RECORDS PROVIDED:
•••
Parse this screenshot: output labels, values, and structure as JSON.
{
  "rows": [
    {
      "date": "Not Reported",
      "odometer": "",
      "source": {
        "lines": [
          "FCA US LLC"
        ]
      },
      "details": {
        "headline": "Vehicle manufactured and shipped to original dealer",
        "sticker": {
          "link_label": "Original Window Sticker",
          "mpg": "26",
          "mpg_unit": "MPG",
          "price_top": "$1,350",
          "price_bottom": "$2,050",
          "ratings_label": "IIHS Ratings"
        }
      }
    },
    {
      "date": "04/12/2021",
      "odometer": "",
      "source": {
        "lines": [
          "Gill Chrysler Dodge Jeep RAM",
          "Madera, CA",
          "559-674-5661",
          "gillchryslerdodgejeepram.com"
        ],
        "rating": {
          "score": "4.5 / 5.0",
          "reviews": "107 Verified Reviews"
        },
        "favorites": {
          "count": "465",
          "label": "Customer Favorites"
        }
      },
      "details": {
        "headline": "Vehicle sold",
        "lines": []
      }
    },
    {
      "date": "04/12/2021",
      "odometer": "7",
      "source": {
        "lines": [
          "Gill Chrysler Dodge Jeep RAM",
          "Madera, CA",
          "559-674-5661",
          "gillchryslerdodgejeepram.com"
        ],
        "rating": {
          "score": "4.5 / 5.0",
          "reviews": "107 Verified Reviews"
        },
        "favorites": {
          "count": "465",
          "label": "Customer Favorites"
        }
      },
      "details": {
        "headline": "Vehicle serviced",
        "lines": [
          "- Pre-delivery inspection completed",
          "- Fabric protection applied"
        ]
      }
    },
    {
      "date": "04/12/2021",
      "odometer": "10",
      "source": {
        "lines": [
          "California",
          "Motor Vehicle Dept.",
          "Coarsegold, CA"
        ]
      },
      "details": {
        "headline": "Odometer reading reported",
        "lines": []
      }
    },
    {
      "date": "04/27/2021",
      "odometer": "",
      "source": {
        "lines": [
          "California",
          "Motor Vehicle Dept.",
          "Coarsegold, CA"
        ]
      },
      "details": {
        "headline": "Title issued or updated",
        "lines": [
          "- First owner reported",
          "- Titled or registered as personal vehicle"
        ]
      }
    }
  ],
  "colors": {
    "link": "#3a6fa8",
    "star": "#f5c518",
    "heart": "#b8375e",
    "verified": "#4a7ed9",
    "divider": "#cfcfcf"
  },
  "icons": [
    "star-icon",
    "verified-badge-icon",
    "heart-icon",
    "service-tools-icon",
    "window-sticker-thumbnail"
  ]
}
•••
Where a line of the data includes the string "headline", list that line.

        "headline": "Vehicle manufactured and shipped to original dealer",
        "headline": "Vehicle sold",
        "headline": "Vehicle serviced",
        "headline": "Odometer reading reported",
        "headline": "Title issued or updated",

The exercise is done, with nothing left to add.